Whether you want to prototype a photo gallery, a pull-to-refresh animation, or other interactions to help your users navigate throughout your application, the drag trigger and auto-animate can help you get going. Let's take a look.
In this first example, we may want to create a draggable photo gallery that shows off many of the team members. I already have the first view created with the cards extending off the artboard and they've all been placed inside of a group, which ensures that they don't get thrown onto the pasteboard. Duplicating this artboard over to the right I can now create the second view. I'll not only shift the cards over but I'll also adjust their sizes making the center card larger and the ones off to the side a touch smaller. I'm also going to jump into the shapes and adjust the masks, again making the centered one larger and the others smaller. Great.
So now that both views are set up and ready to go let's hop into Prototype mode and wire them up. I can either select the entire group of cards, or individual ones, but seeing that I may want to use the cards to determine the drag direction I'll select just one, and then pull the blue handle over to the second artboard. Now within the properties instead of a tap trigger I'll want to choose drag which will automatically select auto-animate as the action with that one in place. I'll also wire one up from the second artboard back to the first again making sure that drag is the trigger.
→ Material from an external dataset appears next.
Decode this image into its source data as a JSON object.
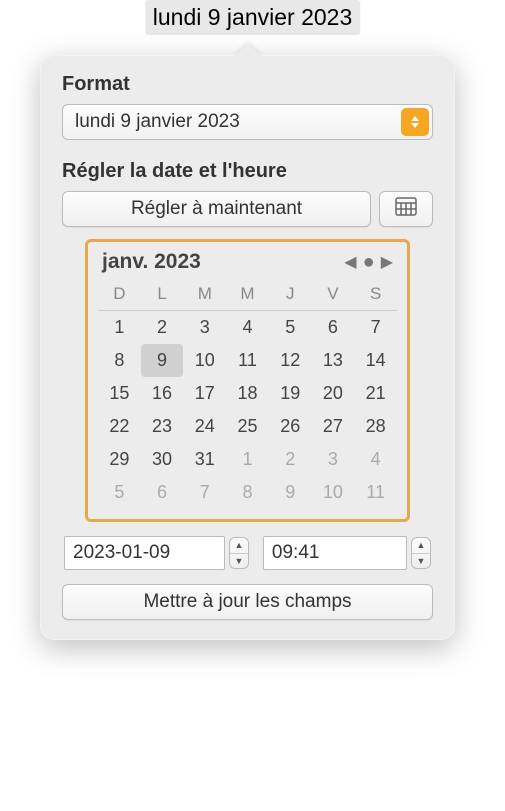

Launching the preview window I can now click and drag the cards over to the left and, since I made sure to change the size and masks, everything beautifully animates. And from the second screen I can drag back to the first. From here you can also add in a tap trigger to expand the cards and reveal more information. Of course there's so much more you can do with drag triggers. As a quick example say you wanted a user to be able to move players around the field to new positions simply by designing the various views. You can make this happen, and, just like in the first example, all you need to do is wire up the element that will be moved to the next artboard and make sure that drag is the trigger.
You can now launch the prototype and drag away. And that's a look at the drag trigger in Adobe XD. Make sure to check out our other videos to crank up your knowledge on working with assets, repeat grids, responsive resize, in-depth prototyping and a lot more. I'll see you soon.
Whether you want to prototype a photo gallery, a pull-to-refresh animation, or swipe gestures in your mobile experiences, the drag trigger in Adobe XD will help you achieve it. Paired with Auto-Animate, Adobe XD drag triggers emulate a drag gesture on a mobile device, so you can add drag animations for swiping through photos, or toggling switches. Follow along with Howard Pinsky in this Adobe XD drag trigger tutorial.